A digital fountain of information on quantum computing, deforestation, and homemade salted caramel ice cream, Google has positioned itself as an indispensible and interwoven part of our online lives. While its email, document storage, and other services enjoy nearly as much popularity, the tech giant is best known as one of the world's foremost search engines. Over three billion searches a day take place on Google, which poses an irresistible opportunity for marketers to get their ads in front of an enormous audience.
Google ads function based on specific keywords that you’ve determined are most relevant to your business. The number of potential customers who come in through an internet search will depend on how well you've chosen your keywords and keyphrases, your ad copy, and your SEO. It's an ideal option for using minimal text to make your brand more visible in a competitive field while reaching targeted, but not stringently pinpointed, local audiences.
Facebook Ads vs. Google Ads: Who Wins?
Short answer: your customers.
Even shorter answer: you.
Your artinsanal ice cube dreams are coming true.
But of course, that’s only if you know your buyer persona, and have a smart strategy in place to engage and encourage them down the funnel with your ads.
If you’re relying on PPC (pay per click) returns on your advertising, your data analytics should help you decide on the best direction in which to throw your budget. Consider a few things:
- Your type of business. Is it B2B? B2C? In general, Google ads are a better bet for local business-to-business. While the format is much shorter and considerably less dazzling, you’ll be able to set yourself apart and snare more clicks from interested readers, shoppers, and leads as they browse.
- What you’re selling. Services, software, and specialty/niche products probably aren’t going to do as well on Facebook, where consumer groups and their shopping habits are more heavily delineated. B2C ads for things like home goods, appliances, clothing, and furniture (items that photograph well and aren’t considered to be obscenely expensive), however, may grab much more attention, click-through action, and sales.
- Your buyer persona(s). Who are you trying to engage? How are they likely to find, learn about, and interact with your business? How do they spend their time online? Where do they to make their purchasing decisions? Your insight into these groups should help make the choice between Facebook ads vs. Google ads more clear.
- The type of ad. This depends largely on the needs of your brand, your budget (in time and resources), and the habits of your customers. As a quick rule, ads on Facebook perform better when customers are given different formats – including video, status updates, photos, and even live streaming – that keep the content fresh.
If you’re targeting local customers and businesses who are searching for your particular service or a related term, Google will be your most likely option. If you are selling a product that translates well visually to a very specific audience, you may want to go with Facebook.
There’ll Also Be Times You Don’t Have to Choose
Or rather, there’ll be times when you’ll have an inbound strategy that doesn’t demand an either/or approach.
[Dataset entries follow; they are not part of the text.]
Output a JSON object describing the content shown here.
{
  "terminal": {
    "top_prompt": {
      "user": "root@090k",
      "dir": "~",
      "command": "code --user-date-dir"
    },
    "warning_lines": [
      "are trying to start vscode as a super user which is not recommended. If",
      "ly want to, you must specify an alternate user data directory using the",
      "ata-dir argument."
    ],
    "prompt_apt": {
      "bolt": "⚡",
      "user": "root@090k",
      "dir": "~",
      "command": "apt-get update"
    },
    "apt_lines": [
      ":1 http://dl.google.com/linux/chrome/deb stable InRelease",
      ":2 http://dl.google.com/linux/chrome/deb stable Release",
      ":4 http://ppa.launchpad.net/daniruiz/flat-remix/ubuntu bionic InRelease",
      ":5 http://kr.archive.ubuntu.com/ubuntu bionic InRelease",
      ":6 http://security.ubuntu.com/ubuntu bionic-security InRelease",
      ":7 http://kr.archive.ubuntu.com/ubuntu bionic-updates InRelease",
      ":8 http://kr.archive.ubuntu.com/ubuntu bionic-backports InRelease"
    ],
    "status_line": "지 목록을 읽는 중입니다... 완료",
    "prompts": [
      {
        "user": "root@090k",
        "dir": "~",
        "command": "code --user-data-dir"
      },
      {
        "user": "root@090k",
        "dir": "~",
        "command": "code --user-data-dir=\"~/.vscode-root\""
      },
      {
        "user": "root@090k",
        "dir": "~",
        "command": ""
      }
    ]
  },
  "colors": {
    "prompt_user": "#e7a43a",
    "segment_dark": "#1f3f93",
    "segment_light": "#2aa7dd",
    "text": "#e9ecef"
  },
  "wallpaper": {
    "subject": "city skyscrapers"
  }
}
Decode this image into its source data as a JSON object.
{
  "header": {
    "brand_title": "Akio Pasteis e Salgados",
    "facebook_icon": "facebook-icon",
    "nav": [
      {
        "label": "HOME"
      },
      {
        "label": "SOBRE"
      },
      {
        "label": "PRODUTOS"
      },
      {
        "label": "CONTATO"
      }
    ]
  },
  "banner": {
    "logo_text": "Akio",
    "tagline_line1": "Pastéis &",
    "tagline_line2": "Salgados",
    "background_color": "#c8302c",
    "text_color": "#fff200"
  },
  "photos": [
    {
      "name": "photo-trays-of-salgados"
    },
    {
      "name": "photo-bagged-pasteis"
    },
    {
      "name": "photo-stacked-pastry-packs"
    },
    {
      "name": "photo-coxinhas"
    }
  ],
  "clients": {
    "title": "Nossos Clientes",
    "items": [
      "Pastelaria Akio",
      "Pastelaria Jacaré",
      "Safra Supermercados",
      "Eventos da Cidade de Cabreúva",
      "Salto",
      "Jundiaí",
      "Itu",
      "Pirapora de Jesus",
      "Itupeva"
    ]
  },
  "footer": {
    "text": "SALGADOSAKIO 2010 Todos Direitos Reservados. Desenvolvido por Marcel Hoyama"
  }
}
It could be that your ideal buyer persona straddles key Facebook and Google audiences, or you want to cover your bases for social media and search marketing.
However, you’re still faced with a decision when it comes to apportioning your advertising budget between the two. In this case, let your data be your guide. Don’t be afraid of retargeting or adjusting your approach based on the results you see. While the information you have will help you to make a wiser decision, successful advertising still quite often involves a measure of testing and fine-tuning.
Your selection shouldn’t necessarily always boil down to a Facebook ads vs. Google ads endgame. What you'll need most is a comprehensive and realistic understanding of which ad platform will work best for your business and, if it’s warranted, the use of both services.